*** Begin section ***
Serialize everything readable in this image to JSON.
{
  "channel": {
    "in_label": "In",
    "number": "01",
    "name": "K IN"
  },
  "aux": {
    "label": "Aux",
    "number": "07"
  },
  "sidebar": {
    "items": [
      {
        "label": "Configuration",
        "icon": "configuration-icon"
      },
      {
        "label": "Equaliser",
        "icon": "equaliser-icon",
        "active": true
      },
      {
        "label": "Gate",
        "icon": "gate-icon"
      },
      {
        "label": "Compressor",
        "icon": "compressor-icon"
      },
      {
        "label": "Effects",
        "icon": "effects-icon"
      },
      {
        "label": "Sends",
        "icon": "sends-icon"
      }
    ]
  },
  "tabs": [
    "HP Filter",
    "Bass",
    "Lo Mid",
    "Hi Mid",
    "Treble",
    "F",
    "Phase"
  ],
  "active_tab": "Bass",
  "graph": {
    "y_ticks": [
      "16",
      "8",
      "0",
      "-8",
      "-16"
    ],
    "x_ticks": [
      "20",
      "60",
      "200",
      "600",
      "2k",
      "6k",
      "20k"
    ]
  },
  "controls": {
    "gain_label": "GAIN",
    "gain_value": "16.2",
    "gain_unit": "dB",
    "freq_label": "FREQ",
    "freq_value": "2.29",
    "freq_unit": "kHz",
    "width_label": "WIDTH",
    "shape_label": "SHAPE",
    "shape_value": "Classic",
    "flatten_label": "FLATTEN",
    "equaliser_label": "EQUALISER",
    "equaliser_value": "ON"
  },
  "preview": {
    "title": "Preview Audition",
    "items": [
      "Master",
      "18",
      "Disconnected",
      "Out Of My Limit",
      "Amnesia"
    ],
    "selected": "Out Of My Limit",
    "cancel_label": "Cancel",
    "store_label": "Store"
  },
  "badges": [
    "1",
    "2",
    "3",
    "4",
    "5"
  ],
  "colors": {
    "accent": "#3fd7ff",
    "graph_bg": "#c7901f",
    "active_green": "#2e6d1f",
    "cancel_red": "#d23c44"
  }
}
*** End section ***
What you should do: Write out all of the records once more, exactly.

Solution for this problem:
Serialize everything readable in this image to JSON.
{
  "channel": {
    "in_label": "In",
    "number": "01",
    "name": "K IN"
  },
  "aux": {
    "label": "Aux",
    "number": "07"
  },
  "sidebar": {
    "items": [
      {
        "label": "Configuration",
        "icon": "configuration-icon"
      },
      {
        "label": "Equaliser",
        "icon": "equaliser-icon",
        "active": true
      },
      {
        "label": "Gate",
        "icon": "gate-icon"
      },
      {
        "label": "Compressor",
        "icon": "compressor-icon"
      },
      {
        "label": "Effects",
        "icon": "effects-icon"
      },
      {
        "label": "Sends",
        "icon": "sends-icon"
      }
    ]
  },
  "tabs": [
    "HP Filter",
    "Bass",
    "Lo Mid",
    "Hi Mid",
    "Treble",
    "F",
    "Phase"
  ],
  "active_tab": "Bass",
  "graph": {
    "y_ticks": [
      "16",
      "8",
      "0",
      "-8",
      "-16"
    ],
    "x_ticks": [
      "20",
      "60",
      "200",
      "600",
      "2k",
      "6k",
      "20k"
    ]
  },
  "controls": {
    "gain_label": "GAIN",
    "gain_value": "16.2",
    "gain_unit": "dB",
    "freq_label": "FREQ",
    "freq_value": "2.29",
    "freq_unit": "kHz",
    "width_label": "WIDTH",
    "shape_label": "SHAPE",
    "shape_value": "Classic",
    "flatten_label": "FLATTEN",
    "equaliser_label": "EQUALISER",
    "equaliser_value": "ON"
  },
  "preview": {
    "title": "Preview Audition",
    "items": [
      "Master",
      "18",
      "Disconnected",
      "Out Of My Limit",
      "Amnesia"
    ],
    "selected": "Out Of My Limit",
    "cancel_label": "Cancel",
    "store_label": "Store"
  },
  "badges": [
    "1",
    "2",
    "3",
    "4",
    "5"
  ],
  "colors": {
    "accent": "#3fd7ff",
    "graph_bg": "#c7901f",
    "active_green": "#2e6d1f",
    "cancel_red": "#d23c44"
  }
}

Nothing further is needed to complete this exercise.